What Is a Disparagement Agreement

There is no right or wrong answer as to whether you should sign an agreement with a non-disparagement clause. Consider a few points before making a decision: If you are asked to sign a non-insult clause if you leave in bitter circumstances, you may be denied severance pay if you do not sign it. For example, the Georgian Court of Appeal applied this principle when it upheld a judgment against former employees for violating a settlement agreement that prohibited parties from “making derogatory or defamatory remarks.” The former employees had rightly passed on information that their former employer was being “investigated” for insurance fraud and other crimes. While true, the statements are still derogatory and form the basis of accountability, the court said. Companies do not ask you to sign non-insulting clauses upon termination without providing an incentive. As a general rule, your severance pay and benefits are conditional on the signing of a non-disparagement clause. If the company gives you a lot of money to lay you off, they want to make sure you don`t go out and start talking about it. There are times when employees can legally denigrate a company after signing a non-insult agreement. Examples: In fairness to your lawyer, most of us would agree that “insult” is, or at least should be, in the eye of the viewer. The word seems far too vague to meet the traditional contract law test of knowing exactly what the parties have agreed on – a “meeting of minds,” as we like to put it. What is “slur” anyway? How do you do that? How can someone make us not do it? And what about our precious right to free speech in the First Amendment? These seem like a slam-dunk defense to sue for denigrating someone, even if you agreed not to. This is a very troubling case from a lawyer`s point of view.

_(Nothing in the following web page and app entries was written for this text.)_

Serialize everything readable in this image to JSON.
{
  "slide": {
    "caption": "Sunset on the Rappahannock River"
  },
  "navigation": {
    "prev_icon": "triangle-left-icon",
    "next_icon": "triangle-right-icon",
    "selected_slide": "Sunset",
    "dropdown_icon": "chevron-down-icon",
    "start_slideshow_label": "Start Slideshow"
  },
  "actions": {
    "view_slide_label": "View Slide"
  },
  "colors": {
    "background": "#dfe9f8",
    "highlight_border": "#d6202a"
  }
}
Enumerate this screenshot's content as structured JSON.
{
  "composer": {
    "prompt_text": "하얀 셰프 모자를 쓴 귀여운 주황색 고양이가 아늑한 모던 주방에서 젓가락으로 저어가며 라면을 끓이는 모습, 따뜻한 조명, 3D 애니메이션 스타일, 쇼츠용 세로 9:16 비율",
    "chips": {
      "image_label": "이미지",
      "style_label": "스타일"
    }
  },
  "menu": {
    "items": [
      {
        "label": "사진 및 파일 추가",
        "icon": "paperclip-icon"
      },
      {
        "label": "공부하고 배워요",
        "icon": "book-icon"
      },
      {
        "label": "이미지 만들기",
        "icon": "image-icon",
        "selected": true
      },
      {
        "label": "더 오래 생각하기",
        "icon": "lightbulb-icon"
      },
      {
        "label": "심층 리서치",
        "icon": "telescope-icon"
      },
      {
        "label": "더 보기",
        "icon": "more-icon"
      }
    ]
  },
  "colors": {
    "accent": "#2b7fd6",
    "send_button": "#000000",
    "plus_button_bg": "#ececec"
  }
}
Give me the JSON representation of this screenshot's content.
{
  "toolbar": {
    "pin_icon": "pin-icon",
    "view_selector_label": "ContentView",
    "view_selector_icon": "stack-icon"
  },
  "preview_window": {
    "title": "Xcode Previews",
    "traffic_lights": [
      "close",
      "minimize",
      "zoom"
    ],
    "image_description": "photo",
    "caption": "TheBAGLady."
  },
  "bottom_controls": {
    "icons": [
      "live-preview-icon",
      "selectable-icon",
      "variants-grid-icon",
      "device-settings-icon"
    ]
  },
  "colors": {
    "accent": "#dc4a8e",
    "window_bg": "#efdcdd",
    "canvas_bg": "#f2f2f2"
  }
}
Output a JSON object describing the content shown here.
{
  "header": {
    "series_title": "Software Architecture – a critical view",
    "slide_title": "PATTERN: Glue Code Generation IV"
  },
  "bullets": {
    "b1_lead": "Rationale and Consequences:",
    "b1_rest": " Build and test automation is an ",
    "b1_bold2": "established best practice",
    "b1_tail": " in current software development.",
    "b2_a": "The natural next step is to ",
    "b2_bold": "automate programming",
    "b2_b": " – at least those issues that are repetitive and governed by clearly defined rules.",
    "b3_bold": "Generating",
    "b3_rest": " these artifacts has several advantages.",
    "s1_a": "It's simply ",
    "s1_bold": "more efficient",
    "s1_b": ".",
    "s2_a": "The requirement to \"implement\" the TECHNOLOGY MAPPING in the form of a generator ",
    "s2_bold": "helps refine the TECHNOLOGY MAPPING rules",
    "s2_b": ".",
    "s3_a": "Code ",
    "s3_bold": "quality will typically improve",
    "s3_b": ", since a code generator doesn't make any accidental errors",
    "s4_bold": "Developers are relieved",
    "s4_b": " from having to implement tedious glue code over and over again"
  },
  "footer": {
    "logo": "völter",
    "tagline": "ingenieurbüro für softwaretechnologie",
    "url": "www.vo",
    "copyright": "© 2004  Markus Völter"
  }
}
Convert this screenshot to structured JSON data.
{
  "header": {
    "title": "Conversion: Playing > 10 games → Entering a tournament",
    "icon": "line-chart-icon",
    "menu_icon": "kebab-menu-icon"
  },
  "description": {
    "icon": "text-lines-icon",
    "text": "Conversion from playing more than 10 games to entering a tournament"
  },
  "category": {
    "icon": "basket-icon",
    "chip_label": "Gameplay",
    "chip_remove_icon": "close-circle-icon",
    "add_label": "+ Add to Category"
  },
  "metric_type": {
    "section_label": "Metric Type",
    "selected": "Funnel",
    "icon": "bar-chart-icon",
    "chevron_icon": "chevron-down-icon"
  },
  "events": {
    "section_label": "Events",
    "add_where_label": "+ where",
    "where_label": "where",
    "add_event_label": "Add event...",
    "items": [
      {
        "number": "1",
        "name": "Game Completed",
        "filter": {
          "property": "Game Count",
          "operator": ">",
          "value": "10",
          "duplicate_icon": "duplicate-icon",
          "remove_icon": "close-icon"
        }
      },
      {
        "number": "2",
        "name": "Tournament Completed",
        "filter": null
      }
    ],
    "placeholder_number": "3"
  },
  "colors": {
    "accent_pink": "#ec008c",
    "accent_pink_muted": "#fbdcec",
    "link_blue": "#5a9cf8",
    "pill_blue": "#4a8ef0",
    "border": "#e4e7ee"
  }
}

And you should know that this is not a unique case among most state and federal courts in the country. It seems that no matter where you are, accept a non-disparagement clause in a contract, such as a settlement agreement. B, can expose you to terrible consequences if you say something to someone that the other party might “denigrate” in some way. It could be anything. Your words don`t have to be false or defamatory or even mean. You could say or write something to someone – to your friends or family, or on social media – and if it can be interpreted as “derogatory,” you can violate your settlement agreement. You can be sued and, depending on what the agreement says, you may have to refund the proceeds of the settlement and any damages that the disparaging party may be able to prove that you were caused by the insult. Even worse, under Arizona law, because the claim stems from a contract, you could be hired to pay the costs and attorneys` fees of the party who sued you. On the one hand, if you`ve been taken by surprise by a layoff and need money to pay your rent and buy groceries for a few months until you find a new job, you may decide to sign a non-insult clause to get the severance pay offered to you.

On the other hand, you can have savings and are motivated by various factors to pass on the money so that you can freely say what you want. Yes, non-insulting clauses are enforceable in California, but there are restrictions on what these clauses can cover. Of particular concern is the concealment of certain illegal activities in the workplace with unenforceable non-defamation clauses. There are certain situations where an employee can legally denigrate the company after signing an agreement with a non-disparagement clause. If you need to file a workers` compensation claim because you were injured on the job due to poor company practices, you are allowed to explain the situation honestly. A possible red flag to watch out for: “The non-insult agreement should only cover behavior from the date of signature. It must explicitly exclude everything that has happened before – because an employee may have already reduced their employer to 15 people,” says Michael Elkins, labor and labor lawyer and founder of MLE Law. Clarify with your employer or an employment lawyer to make sure the agreement only covers what you do after you sign it, and nothing you`ve already done, he points out. The court found that a valid contract was formed when the defendant pressed the “I agree” button on FreeLife`s website, and that the non-insult clause was part of that contract.

It concluded somewhat surprisingly that the clause was not unscrupulous and did not exceed the defendant`s reasonable expectations. The accused therefore lost the first round. The second round, in which the content and validity of the non-insult clause itself was attacked, was a more likely victory. .